I think it’s definitely an eye-opener about the government and the big businesses that are fueling the consumption of animal protein. The whole “Got Milk?” campaign is truly deceptive and if you don’t know that by now, perhaps you learned it in the documentary. Dairy milk is the last thing we need for healthy bones – it’s bad for our bones (did you know that Asian countries have the lowest rate of osteoporosis and consume the LEAST amount of dairy milk, while the US consumes the most dairy milk and has the highest rate of osteoporosis?)
At the end of the day, I think it’s great that these documentaries start the conversation, especially for people who had NO idea that animal protein can have negative effects on your body. People have no idea that medicinal properties of plants – there are people out there curing their ailments through vegan diets! Type 2 diabetes can literally be reversed on a plant-based diet – now that’s incredible. There’s something there.
The documentary made it seem like diabetes is caused solely by meat consumption
I think this was the biggest scare tactic of the film that was misleading. Personally, I know several diabetics that have diabetes, unrelated from diet. For example, my mother got diabetes while pregnant (called gestational diabetes.) This is something that develops in the placenta and is actually not diet related. If not treated, it can turn into full-blown Type 2 (or even Type 1) diabetes, but at first, it’s not related to diet at all.
If you get one thing from the documentary, stop eating processed foods (like sugar) and lower your intake of meat and dairy
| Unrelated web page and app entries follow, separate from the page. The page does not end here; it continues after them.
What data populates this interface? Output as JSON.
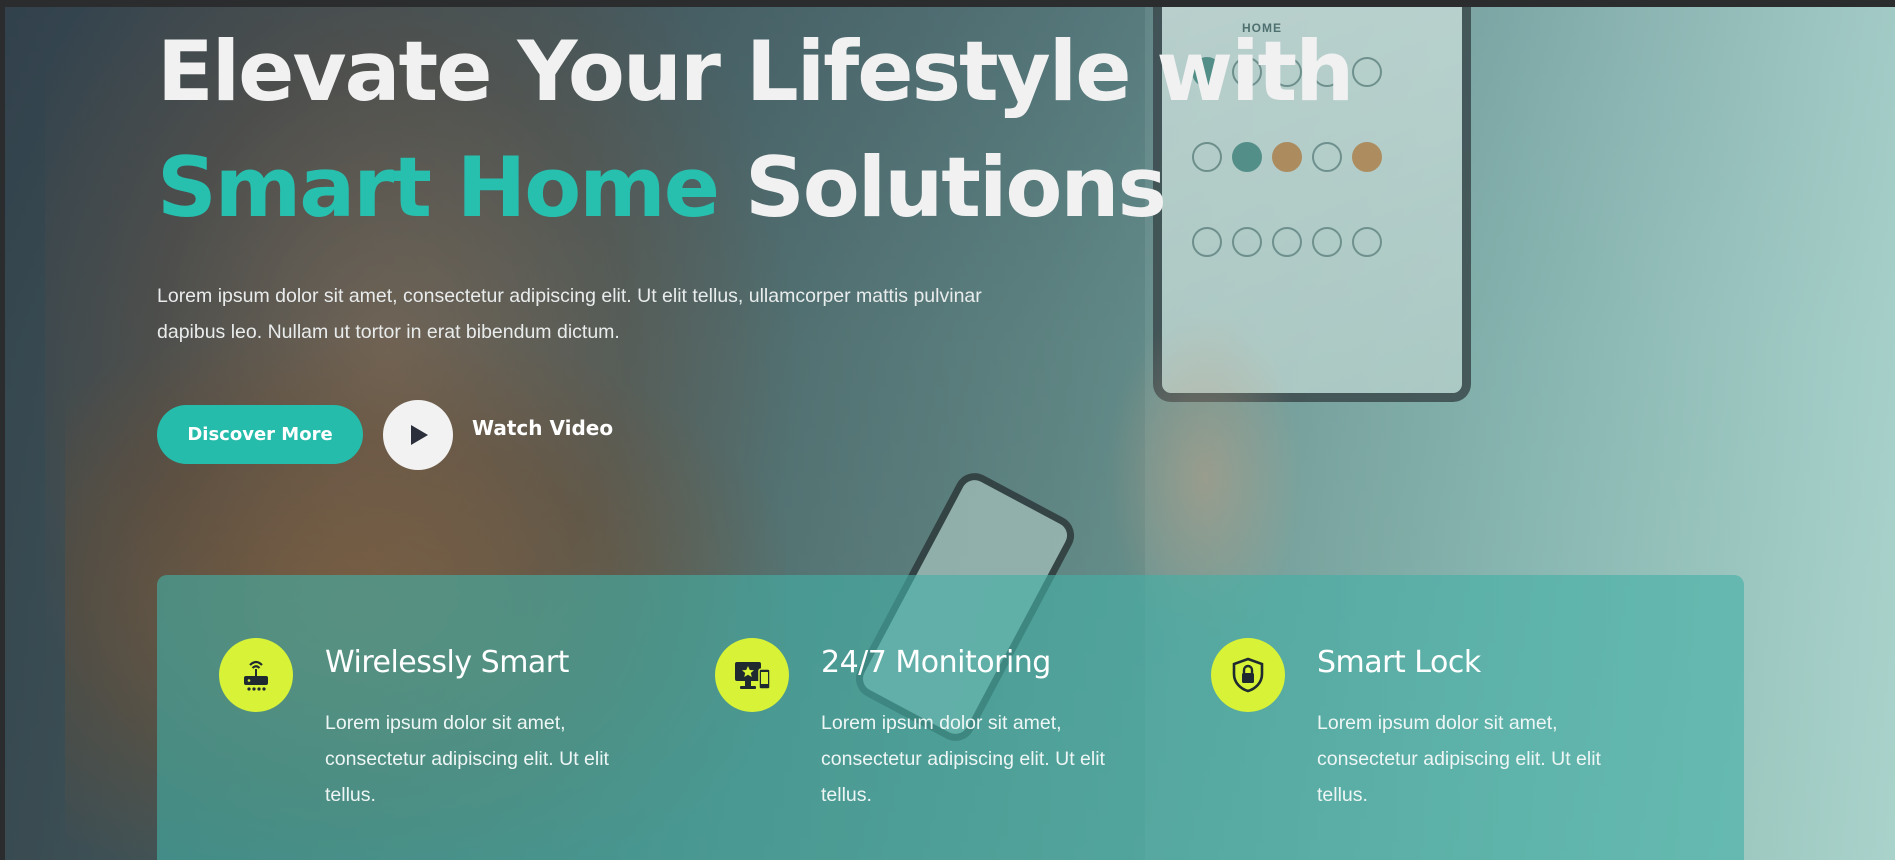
{
  "hero": {
    "title_line1": "Elevate Your Lifestyle with",
    "title_accent": "Smart Home",
    "title_rest": " Solutions",
    "description": "Lorem ipsum dolor sit amet, consectetur adipiscing elit. Ut elit tellus, ullamcorper mattis pulvinar dapibus leo. Nullam ut tortor in erat bibendum dictum.",
    "primary_button": "Discover More",
    "video_link": "Watch Video"
  },
  "features": [
    {
      "icon": "router-icon",
      "title": "Wirelessly Smart",
      "text": "Lorem ipsum dolor sit amet, consectetur adipiscing elit. Ut elit tellus."
    },
    {
      "icon": "monitor-phone-icon",
      "title": "24/7 Monitoring",
      "text": "Lorem ipsum dolor sit amet, consectetur adipiscing elit. Ut elit tellus."
    },
    {
      "icon": "shield-lock-icon",
      "title": "Smart Lock",
      "text": "Lorem ipsum dolor sit amet, consectetur adipiscing elit. Ut elit tellus."
    }
  ],
  "colors": {
    "accent": "#27bfae",
    "icon_bg": "#d7f237",
    "feature_panel": "#44b0a6"
  }
}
First and foremost, eat real food. Cut out the processed foods (especially sugar) as best you can. Shop mostly from the produce section and eat mostly plants. Cut out as much dairy and meat as you can and see the effects it has on your body.
Here’s a personal example. In my second trimester, I was eating a lot more dairy and meat than I had ever before (thanks to crazy pregnancy cravings) and I was getting bad back pain. I blamed it on my growing belly, but as it worsened, I told myself to go back to basics and rely on my diet as the medicine. Sure enough, the lower back pain I was riddled with in my second trimester has nearly disappeared, despite an even BIGGER belly. I cut out the nightly frozen yogurt and Friday night sausage pizza, and sure enough, I felt a million times better.
I wholeheartedly believe that a plant-based diet is the best way to eat, if you can maintain it, but if not, just making small changes in your diet can be immensely helpful in your short and long term health.
How can you start?
- If you have eggs for breakfast or yogurt, try swapping in with something vegan instead, like some avocado toast, a vegan protein smoothie, oatmeal and berries, or toast with nut butter and banana.
- Replace one meal a day with something completely vegan. Try to increase that to two meals a day, a few days a week.
- Always order the side salad (not fries) when you’re out to lunch – use every meal/moment as an opportunity to cram in veggies.
- Cooking veggies with butter, processed oils or cheese doesn’t count – season your vegetables with spices, seasonings, and healthy fats (like olive oil) to give them flavor and eat them in their true state, not melted in cheese or doused in butter
- If you’re busy and on-the-go, green juices can be an easy and quick way to guarantee you get a serving of veggies in your day.
- Don’t look at processed foods differently just because they’re vegan – a bag of potato chips might be potatoes, but when they’re fried in GMO-ridden canola oil, the nutritional integrity of the potato is no longer there. Eat real, whole food.